How Google is pursuing 24/7 energy matching was revealed during the final discussion on Day 1.
Matching carbon-free energy sources with consumption on a 24/7 basis can help accelerate grid decarbonisation. Moreover, it can increase transparency and incentivise new investments in renewables and storage, explained Bruce Douglas – Eurelectric’s Director of Business and Communications – who presented this workshop.
As a result, interest in 24/7 matching continues to grow among corporate, public sector and institutional energy buyers.
In his introduction, Joop Hazenburg, Policy & Impact Director, RE-Source, said power purchase agreements (PPAs) are key to accelerating the energy transition. He explained that PPAs are thriving in the EU, with over 18 GW of installed capacity through corporates in 2021.
The experiences of Google formed part of the discussion, with the company’s Global Head of Energy Market Development and Policy, Caroline Golin, describing its implementation. In addition, she provided the audience with the practical reasons why Google has pursued this policy.
She said the company is working on pursuing zero-emission electricity in a number of ways, including puchasing, technology development, and advocacy. Furthermore, she outlined the programme principles which are based on:

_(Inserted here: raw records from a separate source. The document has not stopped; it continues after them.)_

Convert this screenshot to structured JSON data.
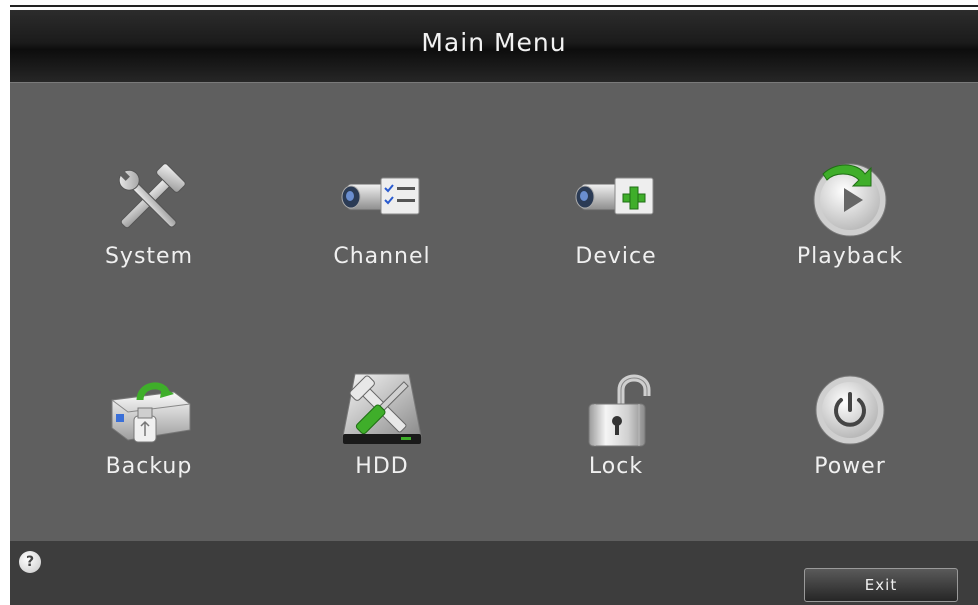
{
  "window": {
    "title": "Main Menu"
  },
  "menu": {
    "items": [
      {
        "label": "System",
        "icon": "tools-icon"
      },
      {
        "label": "Channel",
        "icon": "camera-checklist-icon"
      },
      {
        "label": "Device",
        "icon": "camera-add-icon"
      },
      {
        "label": "Playback",
        "icon": "playback-icon"
      },
      {
        "label": "Backup",
        "icon": "usb-backup-icon"
      },
      {
        "label": "HDD",
        "icon": "hdd-tools-icon"
      },
      {
        "label": "Lock",
        "icon": "padlock-icon"
      },
      {
        "label": "Power",
        "icon": "power-icon"
      }
    ]
  },
  "footer": {
    "help_label": "?",
    "exit_label": "Exit"
  },
  "colors": {
    "panel": "#5f5f5f",
    "titlebar": "#1b1b1b",
    "footer": "#3d3d3d",
    "accent_green": "#3fae2a"
  }
}
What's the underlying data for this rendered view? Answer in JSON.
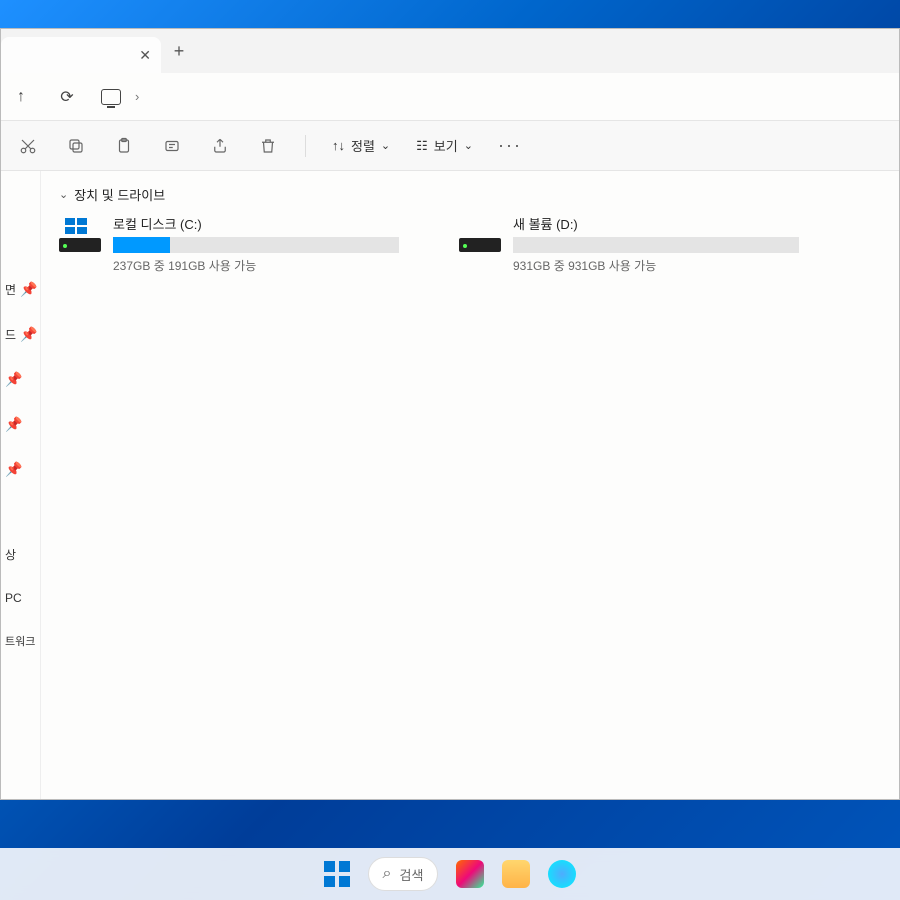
{
  "tabbar": {
    "close_glyph": "✕",
    "newtab_glyph": "+"
  },
  "addrbar": {
    "up_glyph": "↑",
    "refresh_glyph": "⟳",
    "path_chevron": "›"
  },
  "toolbar": {
    "sort_arrow": "↑↓",
    "sort_label": "정렬",
    "view_icon": "☷",
    "view_label": "보기",
    "more_glyph": "···",
    "chev": "⌄"
  },
  "section": {
    "chev": "⌄",
    "title": "장치 및 드라이브"
  },
  "drives": [
    {
      "name": "로컬 디스크 (C:)",
      "status": "237GB 중 191GB 사용 가능",
      "fill_pct": 20,
      "has_winlogo": true
    },
    {
      "name": "새 볼륨 (D:)",
      "status": "931GB 중 931GB 사용 가능",
      "fill_pct": 0,
      "has_winlogo": false
    }
  ],
  "sidebar": {
    "items": [
      {
        "label": "면",
        "pinned": true
      },
      {
        "label": "드",
        "pinned": true
      },
      {
        "label": "",
        "pinned": true
      },
      {
        "label": "",
        "pinned": true
      },
      {
        "label": "",
        "pinned": true
      },
      {
        "label": "상",
        "pinned": false
      },
      {
        "label": "PC",
        "pinned": false
      },
      {
        "label": "트워크",
        "pinned": false
      }
    ]
  },
  "taskbar": {
    "search_glyph": "⌕",
    "search_placeholder": "검색"
  }
}
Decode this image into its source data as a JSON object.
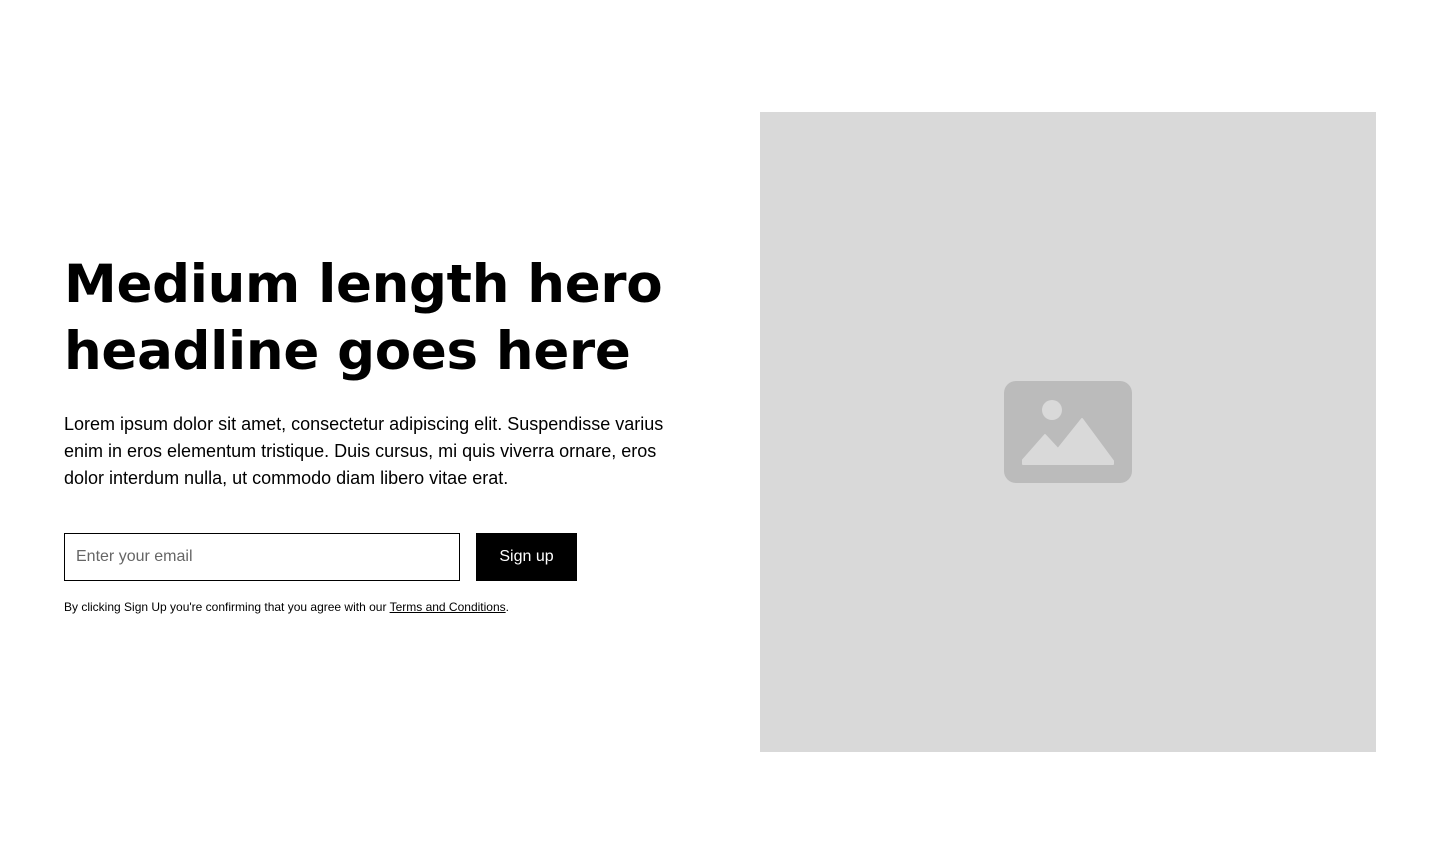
{
  "hero": {
    "headline": "Medium length hero headline goes here",
    "subtext": "Lorem ipsum dolor sit amet, consectetur adipiscing elit. Suspendisse varius enim in eros elementum tristique. Duis cursus, mi quis viverra ornare, eros dolor interdum nulla, ut commodo diam libero vitae erat.",
    "form": {
      "email_placeholder": "Enter your email",
      "email_value": "",
      "button_label": "Sign up"
    },
    "legal": {
      "prefix": "By clicking Sign Up you're confirming that you agree with our ",
      "link_text": "Terms and Conditions",
      "suffix": "."
    }
  },
  "image_panel": {
    "icon": "image-placeholder-icon",
    "background_color": "#d9d9d9",
    "icon_color": "#bbbbbb"
  },
  "colors": {
    "text": "#000000",
    "button_bg": "#000000",
    "button_text": "#ffffff",
    "page_bg": "#ffffff"
  }
}
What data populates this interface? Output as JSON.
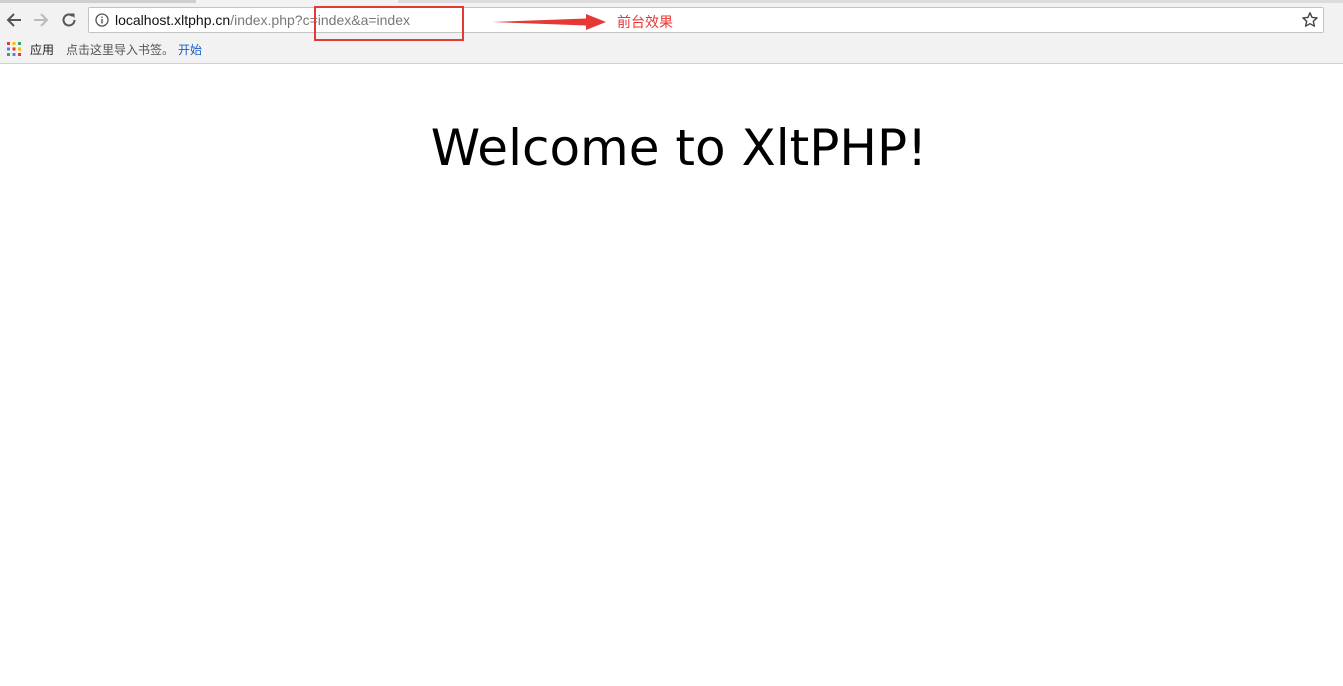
{
  "browser": {
    "url_host": "localhost.xltphp.cn",
    "url_rest": "/index.php?c=index&a=index",
    "bookmarks_bar": {
      "apps_label": "应用",
      "hint_text": "点击这里导入书签。",
      "link_label": "开始"
    }
  },
  "annotation": {
    "label": "前台效果",
    "color": "#e53935"
  },
  "page": {
    "heading": "Welcome to XltPHP!"
  },
  "icons": {
    "back": "back-arrow-icon",
    "forward": "forward-arrow-icon",
    "reload": "reload-icon",
    "info": "info-icon",
    "bookmark": "star-icon",
    "apps": "apps-grid-icon"
  }
}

- Time-based matching: moving from annual volume-based goal to hourly matching of load
- Local procurement: moving from global meatching of demand to local or regional grids
- Technology-inclusive: moving from renewable energy only to all carbon-free energy, including nuclear and carbon capture sequestration
- Additionality: adding new clean energy projects to the grid through procurement, but recognise that additionality is a spectrum
- For Google, the ultimate goal is to eliminate carbon from electricity grids, Ms Golin said.
What carbon-free energy looks like
- Sébastien de Menten, Innovation Project Lead with Engie, highlighted the importance of consumers being able to visualise what carbon-free energy (CFE) means.
- Elsewhere, Tom Brown – Professor of Digital Transformation in Energy Systems at TU Berlin – also oultined the benefits of 24/7 RES, highlighting that they not only reduce emissions for the buyer and the rest of the system, they also trigger investment in new technologies that the system will need later.
- He revealed quantitative findings from studies into Denmark and Ireland, showing that a 80%-90% hourly CFE target has only a small cost premium over annual RES matching. However, 100% hourly CFE can increase the cost by up to 60%, depending on the technologies available.
- How cities think about electricity systems was introduced by Constant Alarcon, Programme Manager for Clean Energy at C40 Cities. Citing the examples of Sydney and Melbourne, he explained how they are working on both supply and storage to help decarbonise their systems.
- Finally and echoing the sentiments of Mr de Menten, Fiona Tiller – Product Owner for Powerledger – talked about the importance of customers being able to visualise what their energy consumption looks like. Her company enables customers to see where their renewables are coming from and how they are consuming energy during the day.